Dataset rows for apps and sites
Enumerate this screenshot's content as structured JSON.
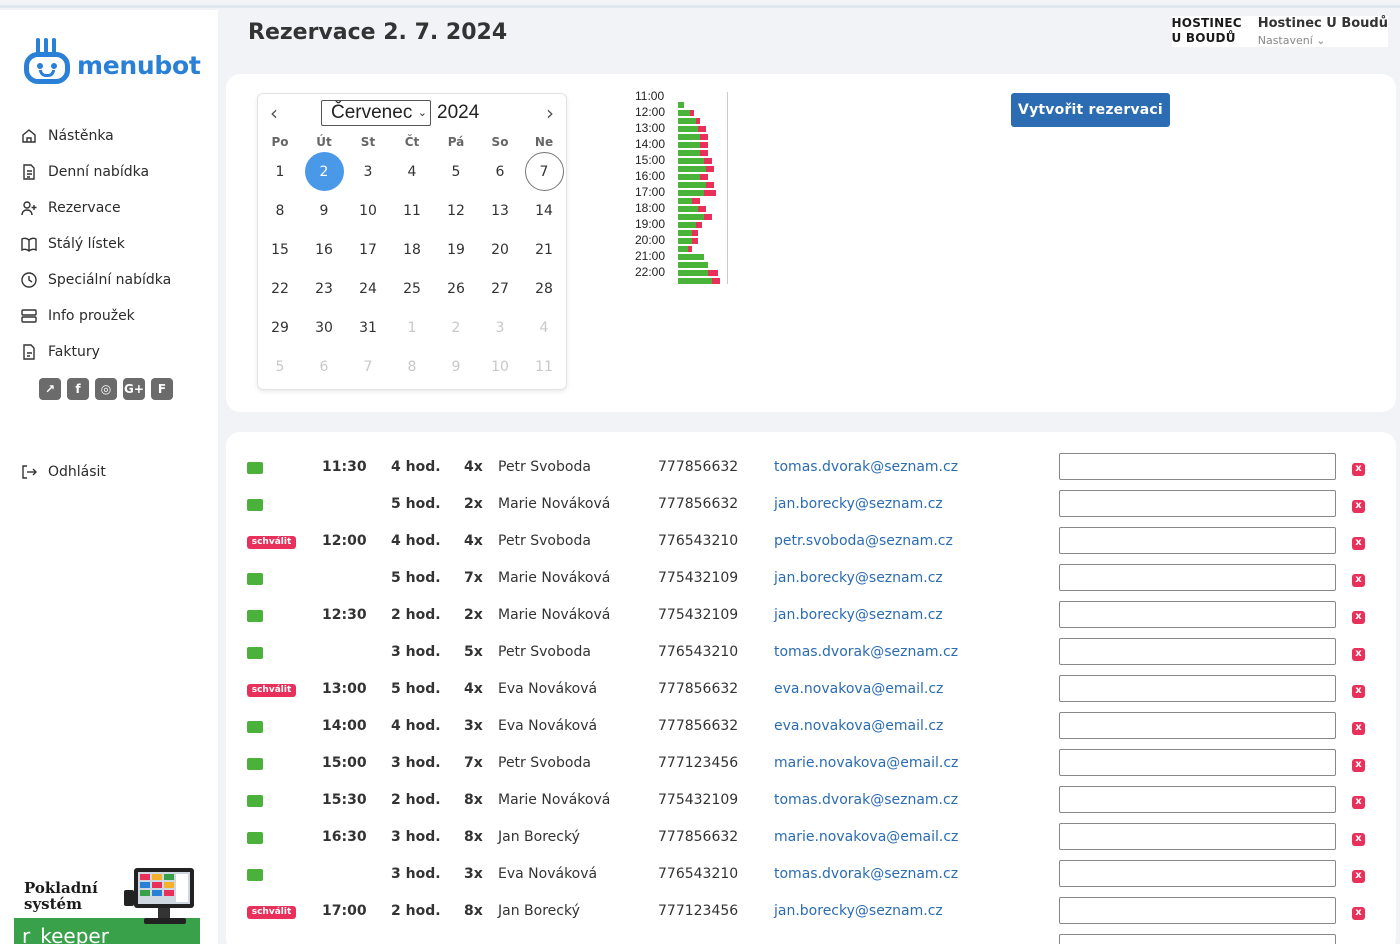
{
  "app": {
    "logo_text": "menubot"
  },
  "header": {
    "title": "Rezervace 2. 7. 2024",
    "restaurant_logo_line1": "HOSTINEC",
    "restaurant_logo_line2": "U BOUDŮ",
    "restaurant_name": "Hostinec U Boudů",
    "settings_label": "Nastavení"
  },
  "sidebar": {
    "items": [
      {
        "label": "Nástěnka",
        "icon": "home-icon"
      },
      {
        "label": "Denní nabídka",
        "icon": "document-icon"
      },
      {
        "label": "Rezervace",
        "icon": "add-user-icon"
      },
      {
        "label": "Stálý lístek",
        "icon": "book-icon"
      },
      {
        "label": "Speciální nabídka",
        "icon": "clock-icon"
      },
      {
        "label": "Info proužek",
        "icon": "strip-icon"
      },
      {
        "label": "Faktury",
        "icon": "invoice-icon"
      }
    ],
    "social": [
      {
        "icon": "external-link-icon",
        "glyph": "↗"
      },
      {
        "icon": "facebook-icon",
        "glyph": "f"
      },
      {
        "icon": "instagram-icon",
        "glyph": "◎"
      },
      {
        "icon": "google-plus-icon",
        "glyph": "G+"
      },
      {
        "icon": "foursquare-icon",
        "glyph": "F"
      }
    ],
    "logout_label": "Odhlásit",
    "promo": {
      "title_line1": "Pokladní",
      "title_line2": "systém",
      "brand": "r_keeper"
    }
  },
  "calendar": {
    "month": "Červenec",
    "year": "2024",
    "weekdays": [
      "Po",
      "Út",
      "St",
      "Čt",
      "Pá",
      "So",
      "Ne"
    ],
    "days": [
      {
        "d": "1",
        "m": false
      },
      {
        "d": "2",
        "m": false,
        "sel": true
      },
      {
        "d": "3",
        "m": false
      },
      {
        "d": "4",
        "m": false
      },
      {
        "d": "5",
        "m": false
      },
      {
        "d": "6",
        "m": false
      },
      {
        "d": "7",
        "m": false,
        "today": true
      },
      {
        "d": "8",
        "m": false
      },
      {
        "d": "9",
        "m": false
      },
      {
        "d": "10",
        "m": false
      },
      {
        "d": "11",
        "m": false
      },
      {
        "d": "12",
        "m": false
      },
      {
        "d": "13",
        "m": false
      },
      {
        "d": "14",
        "m": false
      },
      {
        "d": "15",
        "m": false
      },
      {
        "d": "16",
        "m": false
      },
      {
        "d": "17",
        "m": false
      },
      {
        "d": "18",
        "m": false
      },
      {
        "d": "19",
        "m": false
      },
      {
        "d": "20",
        "m": false
      },
      {
        "d": "21",
        "m": false
      },
      {
        "d": "22",
        "m": false
      },
      {
        "d": "23",
        "m": false
      },
      {
        "d": "24",
        "m": false
      },
      {
        "d": "25",
        "m": false
      },
      {
        "d": "26",
        "m": false
      },
      {
        "d": "27",
        "m": false
      },
      {
        "d": "28",
        "m": false
      },
      {
        "d": "29",
        "m": false
      },
      {
        "d": "30",
        "m": false
      },
      {
        "d": "31",
        "m": false
      },
      {
        "d": "1",
        "m": true
      },
      {
        "d": "2",
        "m": true
      },
      {
        "d": "3",
        "m": true
      },
      {
        "d": "4",
        "m": true
      },
      {
        "d": "5",
        "m": true
      },
      {
        "d": "6",
        "m": true
      },
      {
        "d": "7",
        "m": true
      },
      {
        "d": "8",
        "m": true
      },
      {
        "d": "9",
        "m": true
      },
      {
        "d": "10",
        "m": true
      },
      {
        "d": "11",
        "m": true
      }
    ]
  },
  "occupancy": {
    "hour_labels": [
      "11:00",
      "12:00",
      "13:00",
      "14:00",
      "15:00",
      "16:00",
      "17:00",
      "18:00",
      "19:00",
      "20:00",
      "21:00",
      "22:00"
    ],
    "slots": [
      {
        "g": 6,
        "r": 0
      },
      {
        "g": 12,
        "r": 4
      },
      {
        "g": 18,
        "r": 4
      },
      {
        "g": 20,
        "r": 8
      },
      {
        "g": 22,
        "r": 8
      },
      {
        "g": 22,
        "r": 8
      },
      {
        "g": 22,
        "r": 8
      },
      {
        "g": 26,
        "r": 8
      },
      {
        "g": 28,
        "r": 8
      },
      {
        "g": 22,
        "r": 8
      },
      {
        "g": 28,
        "r": 8
      },
      {
        "g": 26,
        "r": 12
      },
      {
        "g": 14,
        "r": 8
      },
      {
        "g": 20,
        "r": 8
      },
      {
        "g": 26,
        "r": 8
      },
      {
        "g": 18,
        "r": 6
      },
      {
        "g": 14,
        "r": 6
      },
      {
        "g": 14,
        "r": 6
      },
      {
        "g": 10,
        "r": 4
      },
      {
        "g": 26,
        "r": 0
      },
      {
        "g": 30,
        "r": 0
      },
      {
        "g": 30,
        "r": 10
      },
      {
        "g": 34,
        "r": 8
      }
    ],
    "colors": {
      "free": "#49b33a",
      "booked": "#e8305a"
    }
  },
  "actions": {
    "create_label": "Vytvořit rezervaci"
  },
  "reservations": [
    {
      "status": "ok",
      "time": "11:30",
      "duration": "4 hod.",
      "count": "4x",
      "name": "Petr Svoboda",
      "phone": "777856632",
      "email": "tomas.dvorak@seznam.cz"
    },
    {
      "status": "ok",
      "time": "",
      "duration": "5 hod.",
      "count": "2x",
      "name": "Marie Nováková",
      "phone": "777856632",
      "email": "jan.borecky@seznam.cz"
    },
    {
      "status": "pending",
      "time": "12:00",
      "duration": "4 hod.",
      "count": "4x",
      "name": "Petr Svoboda",
      "phone": "776543210",
      "email": "petr.svoboda@seznam.cz"
    },
    {
      "status": "ok",
      "time": "",
      "duration": "5 hod.",
      "count": "7x",
      "name": "Marie Nováková",
      "phone": "775432109",
      "email": "jan.borecky@seznam.cz"
    },
    {
      "status": "ok",
      "time": "12:30",
      "duration": "2 hod.",
      "count": "2x",
      "name": "Marie Nováková",
      "phone": "775432109",
      "email": "jan.borecky@seznam.cz"
    },
    {
      "status": "ok",
      "time": "",
      "duration": "3 hod.",
      "count": "5x",
      "name": "Petr Svoboda",
      "phone": "776543210",
      "email": "tomas.dvorak@seznam.cz"
    },
    {
      "status": "pending",
      "time": "13:00",
      "duration": "5 hod.",
      "count": "4x",
      "name": "Eva Nováková",
      "phone": "777856632",
      "email": "eva.novakova@email.cz"
    },
    {
      "status": "ok",
      "time": "14:00",
      "duration": "4 hod.",
      "count": "3x",
      "name": "Eva Nováková",
      "phone": "777856632",
      "email": "eva.novakova@email.cz"
    },
    {
      "status": "ok",
      "time": "15:00",
      "duration": "3 hod.",
      "count": "7x",
      "name": "Petr Svoboda",
      "phone": "777123456",
      "email": "marie.novakova@email.cz"
    },
    {
      "status": "ok",
      "time": "15:30",
      "duration": "2 hod.",
      "count": "8x",
      "name": "Marie Nováková",
      "phone": "775432109",
      "email": "tomas.dvorak@seznam.cz"
    },
    {
      "status": "ok",
      "time": "16:30",
      "duration": "3 hod.",
      "count": "8x",
      "name": "Jan Borecký",
      "phone": "777856632",
      "email": "marie.novakova@email.cz"
    },
    {
      "status": "ok",
      "time": "",
      "duration": "3 hod.",
      "count": "3x",
      "name": "Eva Nováková",
      "phone": "776543210",
      "email": "tomas.dvorak@seznam.cz"
    },
    {
      "status": "pending",
      "time": "17:00",
      "duration": "2 hod.",
      "count": "8x",
      "name": "Jan Borecký",
      "phone": "777123456",
      "email": "jan.borecky@seznam.cz"
    }
  ],
  "row_labels": {
    "approve": "schválit",
    "delete": "x"
  }
}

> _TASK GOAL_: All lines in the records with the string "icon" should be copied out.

> _RESPONSE AREA_:
        "icon": "home-icon"
        "icon": "document-icon"
        "icon": "add-user-icon"
        "icon": "book-icon"
        "icon": "clock-icon"
        "icon": "strip-icon"
        "icon": "invoice-icon"
        "icon": "external-link-icon",
        "icon": "facebook-icon",
        "icon": "instagram-icon",
        "icon": "google-plus-icon",
        "icon": "foursquare-icon",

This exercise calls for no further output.